§ TASK GOAL: Could you set down every entry exactly as it stands, without the images?

§ DATA RECORDS:

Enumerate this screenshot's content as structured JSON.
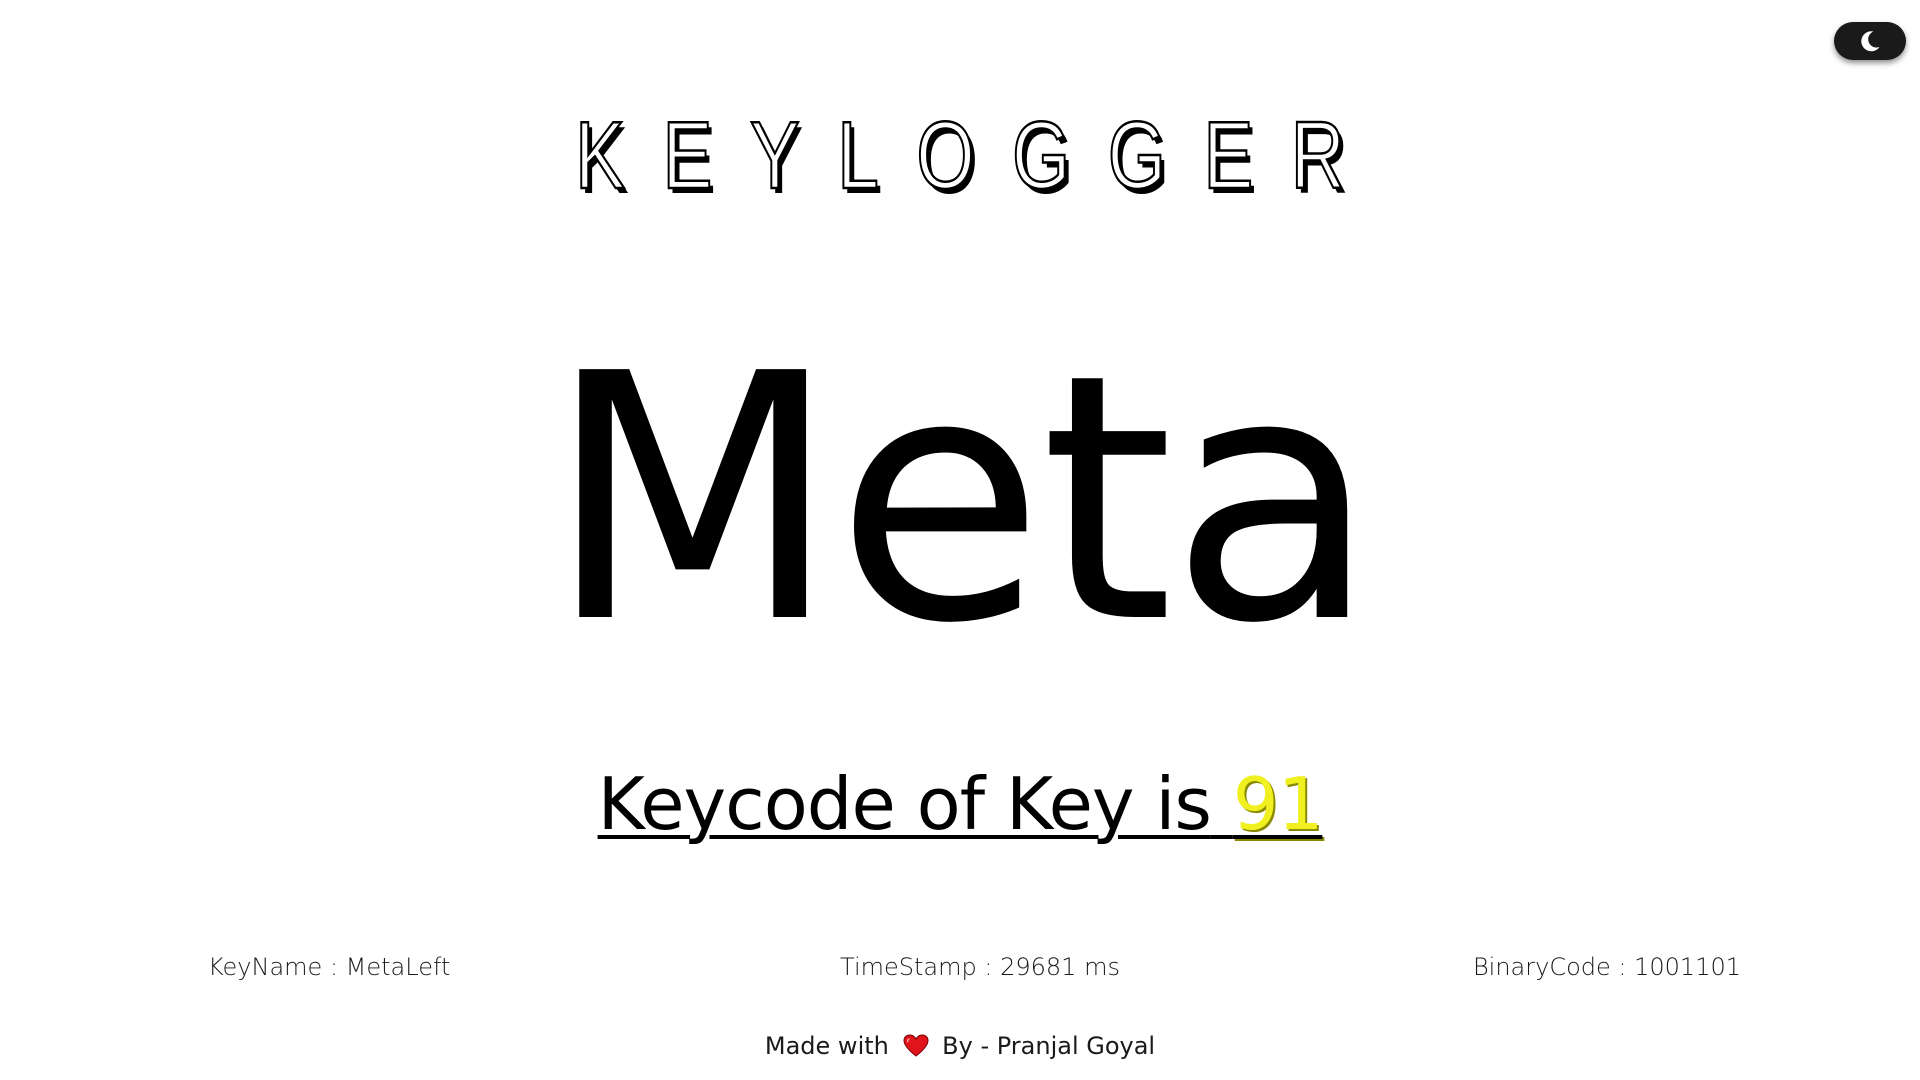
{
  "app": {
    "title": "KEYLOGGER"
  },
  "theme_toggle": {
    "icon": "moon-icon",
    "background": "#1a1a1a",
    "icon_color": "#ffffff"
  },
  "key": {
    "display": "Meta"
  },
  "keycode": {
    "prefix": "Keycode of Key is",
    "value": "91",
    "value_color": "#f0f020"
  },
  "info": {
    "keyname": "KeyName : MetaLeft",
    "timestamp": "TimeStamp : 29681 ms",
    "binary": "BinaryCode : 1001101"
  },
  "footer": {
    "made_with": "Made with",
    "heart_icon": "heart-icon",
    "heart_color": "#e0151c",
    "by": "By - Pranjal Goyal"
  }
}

§ THE COMPLETED TASK:
Enumerate this screenshot's content as structured JSON.
{
  "app": {
    "title": "KEYLOGGER"
  },
  "theme_toggle": {
    "icon": "moon-icon",
    "background": "#1a1a1a",
    "icon_color": "#ffffff"
  },
  "key": {
    "display": "Meta"
  },
  "keycode": {
    "prefix": "Keycode of Key is",
    "value": "91",
    "value_color": "#f0f020"
  },
  "info": {
    "keyname": "KeyName : MetaLeft",
    "timestamp": "TimeStamp : 29681 ms",
    "binary": "BinaryCode : 1001101"
  },
  "footer": {
    "made_with": "Made with",
    "heart_icon": "heart-icon",
    "heart_color": "#e0151c",
    "by": "By - Pranjal Goyal"
  }
}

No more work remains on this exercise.